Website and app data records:
· · · ·

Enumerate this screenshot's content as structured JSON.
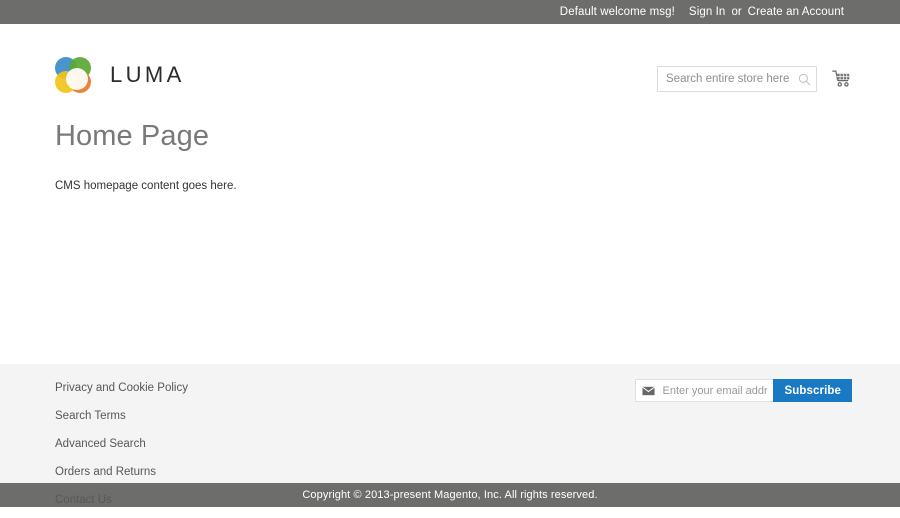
{
  "top_panel": {
    "welcome_message": "Default welcome msg!",
    "sign_in_label": "Sign In",
    "separator": "or",
    "create_account_label": "Create an Account"
  },
  "header": {
    "logo_text": "LUMA",
    "logo_icon": "luma-flower-logo",
    "search": {
      "value": "",
      "placeholder": "Search entire store here...",
      "search_icon": "search-icon"
    },
    "cart_icon": "shopping-cart-icon"
  },
  "main": {
    "page_title": "Home Page",
    "cms_content": "CMS homepage content goes here."
  },
  "footer": {
    "links": [
      {
        "label": "Privacy and Cookie Policy"
      },
      {
        "label": "Search Terms"
      },
      {
        "label": "Advanced Search"
      },
      {
        "label": "Orders and Returns"
      },
      {
        "label": "Contact Us"
      }
    ],
    "newsletter": {
      "envelope_icon": "envelope-icon",
      "email_value": "",
      "email_placeholder": "Enter your email address",
      "subscribe_label": "Subscribe"
    }
  },
  "copyright": {
    "text": "Copyright © 2013-present Magento, Inc. All rights reserved."
  },
  "colors": {
    "top_bar": "#6d6e6c",
    "footer_bg": "#f4f4f4",
    "accent_blue": "#1979c3",
    "page_title": "#797979",
    "logo_blue": "#3a8ccc",
    "logo_green": "#5aa832",
    "logo_orange": "#e8772b",
    "logo_yellow": "#f0c419"
  }
}
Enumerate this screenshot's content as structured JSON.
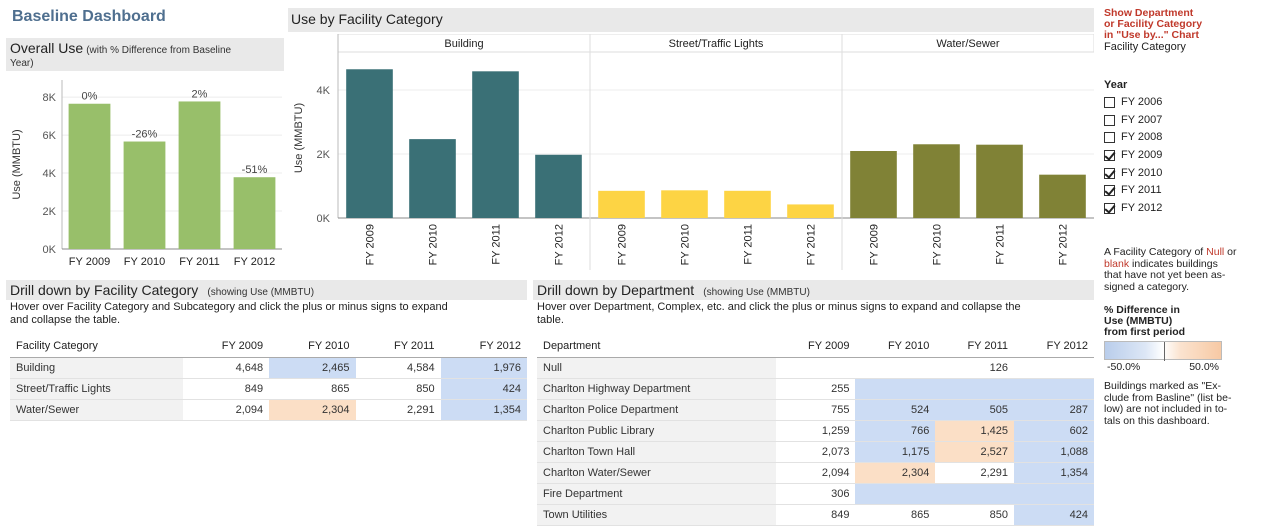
{
  "dashboard": {
    "title": "Baseline Dashboard"
  },
  "overall": {
    "title": "Overall Use",
    "subtitle_a": "(with % Difference from Baseline",
    "subtitle_b": "Year)",
    "ylabel": "Use (MMBTU)",
    "yticks": [
      "8K",
      "6K",
      "4K",
      "2K",
      "0K"
    ]
  },
  "facility_chart": {
    "title": "Use by Facility Category",
    "ylabel": "Use (MMBTU)",
    "yticks": [
      "4K",
      "2K",
      "0K"
    ],
    "panels": [
      "Building",
      "Street/Traffic Lights",
      "Water/Sewer"
    ],
    "x_labels": [
      "FY 2009",
      "FY 2010",
      "FY 2011",
      "FY 2012"
    ]
  },
  "drill_facility": {
    "title": "Drill down by Facility Category",
    "subtitle": "(showing Use (MMBTU)",
    "hint_a": "Hover over Facility Category and Subcategory and click the plus or minus signs to expand",
    "hint_b": "and collapse the table.",
    "headers": [
      "Facility Category",
      "FY 2009",
      "FY 2010",
      "FY 2011",
      "FY 2012"
    ],
    "rows": [
      {
        "name": "Building",
        "v": [
          "4,648",
          "2,465",
          "4,584",
          "1,976"
        ]
      },
      {
        "name": "Street/Traffic Lights",
        "v": [
          "849",
          "865",
          "850",
          "424"
        ]
      },
      {
        "name": "Water/Sewer",
        "v": [
          "2,094",
          "2,304",
          "2,291",
          "1,354"
        ]
      }
    ]
  },
  "drill_department": {
    "title": "Drill down by Department",
    "subtitle": "(showing Use (MMBTU)",
    "hint_a": "Hover over Department, Complex, etc. and click the plus or minus signs to expand and collapse the",
    "hint_b": "table.",
    "headers": [
      "Department",
      "FY 2009",
      "FY 2010",
      "FY 2011",
      "FY 2012"
    ],
    "rows": [
      {
        "name": "Null",
        "v": [
          "",
          "",
          "126",
          ""
        ]
      },
      {
        "name": "Charlton Highway Department",
        "v": [
          "255",
          "",
          "",
          ""
        ]
      },
      {
        "name": "Charlton Police Department",
        "v": [
          "755",
          "524",
          "505",
          "287"
        ]
      },
      {
        "name": "Charlton Public Library",
        "v": [
          "1,259",
          "766",
          "1,425",
          "602"
        ]
      },
      {
        "name": "Charlton Town Hall",
        "v": [
          "2,073",
          "1,175",
          "2,527",
          "1,088"
        ]
      },
      {
        "name": "Charlton Water/Sewer",
        "v": [
          "2,094",
          "2,304",
          "2,291",
          "1,354"
        ]
      },
      {
        "name": "Fire Department",
        "v": [
          "306",
          "",
          "",
          ""
        ]
      },
      {
        "name": "Town Utilities",
        "v": [
          "849",
          "865",
          "850",
          "424"
        ]
      }
    ]
  },
  "sidebar": {
    "show_title_1": "Show Department",
    "show_title_2": "or Facility Category",
    "show_title_3": "in \"Use by...\" Chart",
    "show_value": "Facility Category",
    "year_title": "Year",
    "years": [
      {
        "label": "FY 2006",
        "checked": false
      },
      {
        "label": "FY 2007",
        "checked": false
      },
      {
        "label": "FY 2008",
        "checked": false
      },
      {
        "label": "FY 2009",
        "checked": true
      },
      {
        "label": "FY 2010",
        "checked": true
      },
      {
        "label": "FY 2011",
        "checked": true
      },
      {
        "label": "FY 2012",
        "checked": true
      }
    ],
    "null_note_1": "A Facility Category of",
    "null_word": "Null",
    "null_or": "or",
    "blank_word": "blank",
    "null_note_2": "indicates buildings",
    "null_note_3": "that have not yet been as-",
    "null_note_4": "signed a category.",
    "legend_title_1": "% Difference in",
    "legend_title_2": "Use (MMBTU)",
    "legend_title_3": "from first period",
    "legend_min": "-50.0%",
    "legend_max": "50.0%",
    "excl_note_1": "Buildings marked as \"Ex-",
    "excl_note_2": "clude from Basline\" (list be-",
    "excl_note_3": "low) are not included in to-",
    "excl_note_4": "tals on this dashboard."
  },
  "colors": {
    "overall_bar": "#98bf6a",
    "building": "#3a7076",
    "street": "#fdd444",
    "water": "#808236",
    "neg_cell": "#ccdcf4",
    "pos_cell": "#fbdfc6",
    "accent_red": "#c0392b"
  },
  "chart_data": [
    {
      "type": "bar",
      "title": "Overall Use",
      "ylabel": "Use (MMBTU)",
      "categories": [
        "FY 2009",
        "FY 2010",
        "FY 2011",
        "FY 2012"
      ],
      "values": [
        7650,
        5660,
        7770,
        3780
      ],
      "data_labels": [
        "0%",
        "-26%",
        "2%",
        "-51%"
      ],
      "ylim": [
        0,
        8900
      ]
    },
    {
      "type": "bar",
      "title": "Use by Facility Category",
      "ylabel": "Use (MMBTU)",
      "categories": [
        "FY 2009",
        "FY 2010",
        "FY 2011",
        "FY 2012"
      ],
      "series": [
        {
          "name": "Building",
          "values": [
            4648,
            2465,
            4584,
            1976
          ]
        },
        {
          "name": "Street/Traffic Lights",
          "values": [
            849,
            865,
            850,
            424
          ]
        },
        {
          "name": "Water/Sewer",
          "values": [
            2094,
            2304,
            2291,
            1354
          ]
        }
      ],
      "ylim": [
        0,
        5000
      ]
    }
  ]
}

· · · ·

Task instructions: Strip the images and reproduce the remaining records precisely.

Response:
Enumerate this screenshot's content as structured JSON.
{
  "top_panel": {
    "welcome_message": "Default welcome msg!",
    "sign_in_label": "Sign In",
    "separator": "or",
    "create_account_label": "Create an Account"
  },
  "header": {
    "logo_text": "LUMA",
    "logo_icon": "luma-flower-logo",
    "search": {
      "value": "",
      "placeholder": "Search entire store here...",
      "search_icon": "search-icon"
    },
    "cart_icon": "shopping-cart-icon"
  },
  "main": {
    "page_title": "Home Page",
    "cms_content": "CMS homepage content goes here."
  },
  "footer": {
    "links": [
      {
        "label": "Privacy and Cookie Policy"
      },
      {
        "label": "Search Terms"
      },
      {
        "label": "Advanced Search"
      },
      {
        "label": "Orders and Returns"
      },
      {
        "label": "Contact Us"
      }
    ],
    "newsletter": {
      "envelope_icon": "envelope-icon",
      "email_value": "",
      "email_placeholder": "Enter your email address",
      "subscribe_label": "Subscribe"
    }
  },
  "copyright": {
    "text": "Copyright © 2013-present Magento, Inc. All rights reserved."
  },
  "colors": {
    "top_bar": "#6d6e6c",
    "footer_bg": "#f4f4f4",
    "accent_blue": "#1979c3",
    "page_title": "#797979",
    "logo_blue": "#3a8ccc",
    "logo_green": "#5aa832",
    "logo_orange": "#e8772b",
    "logo_yellow": "#f0c419"
  }
}
Enumerate this screenshot's content as structured JSON.
{
  "dashboard": {
    "title": "Baseline Dashboard"
  },
  "overall": {
    "title": "Overall Use",
    "subtitle_a": "(with % Difference from Baseline",
    "subtitle_b": "Year)",
    "ylabel": "Use (MMBTU)",
    "yticks": [
      "8K",
      "6K",
      "4K",
      "2K",
      "0K"
    ]
  },
  "facility_chart": {
    "title": "Use by Facility Category",
    "ylabel": "Use (MMBTU)",
    "yticks": [
      "4K",
      "2K",
      "0K"
    ],
    "panels": [
      "Building",
      "Street/Traffic Lights",
      "Water/Sewer"
    ],
    "x_labels": [
      "FY 2009",
      "FY 2010",
      "FY 2011",
      "FY 2012"
    ]
  },
  "drill_facility": {
    "title": "Drill down by Facility Category",
    "subtitle": "(showing Use (MMBTU)",
    "hint_a": "Hover over Facility Category and Subcategory and click the plus or minus signs to expand",
    "hint_b": "and collapse the table.",
    "headers": [
      "Facility Category",
      "FY 2009",
      "FY 2010",
      "FY 2011",
      "FY 2012"
    ],
    "rows": [
      {
        "name": "Building",
        "v": [
          "4,648",
          "2,465",
          "4,584",
          "1,976"
        ]
      },
      {
        "name": "Street/Traffic Lights",
        "v": [
          "849",
          "865",
          "850",
          "424"
        ]
      },
      {
        "name": "Water/Sewer",
        "v": [
          "2,094",
          "2,304",
          "2,291",
          "1,354"
        ]
      }
    ]
  },
  "drill_department": {
    "title": "Drill down by Department",
    "subtitle": "(showing Use (MMBTU)",
    "hint_a": "Hover over Department, Complex, etc. and click the plus or minus signs to expand and collapse the",
    "hint_b": "table.",
    "headers": [
      "Department",
      "FY 2009",
      "FY 2010",
      "FY 2011",
      "FY 2012"
    ],
    "rows": [
      {
        "name": "Null",
        "v": [
          "",
          "",
          "126",
          ""
        ]
      },
      {
        "name": "Charlton Highway Department",
        "v": [
          "255",
          "",
          "",
          ""
        ]
      },
      {
        "name": "Charlton Police Department",
        "v": [
          "755",
          "524",
          "505",
          "287"
        ]
      },
      {
        "name": "Charlton Public Library",
        "v": [
          "1,259",
          "766",
          "1,425",
          "602"
        ]
      },
      {
        "name": "Charlton Town Hall",
        "v": [
          "2,073",
          "1,175",
          "2,527",
          "1,088"
        ]
      },
      {
        "name": "Charlton Water/Sewer",
        "v": [
          "2,094",
          "2,304",
          "2,291",
          "1,354"
        ]
      },
      {
        "name": "Fire Department",
        "v": [
          "306",
          "",
          "",
          ""
        ]
      },
      {
        "name": "Town Utilities",
        "v": [
          "849",
          "865",
          "850",
          "424"
        ]
      }
    ]
  },
  "sidebar": {
    "show_title_1": "Show Department",
    "show_title_2": "or Facility Category",
    "show_title_3": "in \"Use by...\" Chart",
    "show_value": "Facility Category",
    "year_title": "Year",
    "years": [
      {
        "label": "FY 2006",
        "checked": false
      },
      {
        "label": "FY 2007",
        "checked": false
      },
      {
        "label": "FY 2008",
        "checked": false
      },
      {
        "label": "FY 2009",
        "checked": true
      },
      {
        "label": "FY 2010",
        "checked": true
      },
      {
        "label": "FY 2011",
        "checked": true
      },
      {
        "label": "FY 2012",
        "checked": true
      }
    ],
    "null_note_1": "A Facility Category of",
    "null_word": "Null",
    "null_or": "or",
    "blank_word": "blank",
    "null_note_2": "indicates buildings",
    "null_note_3": "that have not yet been as-",
    "null_note_4": "signed a category.",
    "legend_title_1": "% Difference in",
    "legend_title_2": "Use (MMBTU)",
    "legend_title_3": "from first period",
    "legend_min": "-50.0%",
    "legend_max": "50.0%",
    "excl_note_1": "Buildings marked as \"Ex-",
    "excl_note_2": "clude from Basline\" (list be-",
    "excl_note_3": "low) are not included in to-",
    "excl_note_4": "tals on this dashboard."
  },
  "colors": {
    "overall_bar": "#98bf6a",
    "building": "#3a7076",
    "street": "#fdd444",
    "water": "#808236",
    "neg_cell": "#ccdcf4",
    "pos_cell": "#fbdfc6",
    "accent_red": "#c0392b"
  },
  "chart_data": [
    {
      "type": "bar",
      "title": "Overall Use",
      "ylabel": "Use (MMBTU)",
      "categories": [
        "FY 2009",
        "FY 2010",
        "FY 2011",
        "FY 2012"
      ],
      "values": [
        7650,
        5660,
        7770,
        3780
      ],
      "data_labels": [
        "0%",
        "-26%",
        "2%",
        "-51%"
      ],
      "ylim": [
        0,
        8900
      ]
    },
    {
      "type": "bar",
      "title": "Use by Facility Category",
      "ylabel": "Use (MMBTU)",
      "categories": [
        "FY 2009",
        "FY 2010",
        "FY 2011",
        "FY 2012"
      ],
      "series": [
        {
          "name": "Building",
          "values": [
            4648,
            2465,
            4584,
            1976
          ]
        },
        {
          "name": "Street/Traffic Lights",
          "values": [
            849,
            865,
            850,
            424
          ]
        },
        {
          "name": "Water/Sewer",
          "values": [
            2094,
            2304,
            2291,
            1354
          ]
        }
      ],
      "ylim": [
        0,
        5000
      ]
    }
  ]
}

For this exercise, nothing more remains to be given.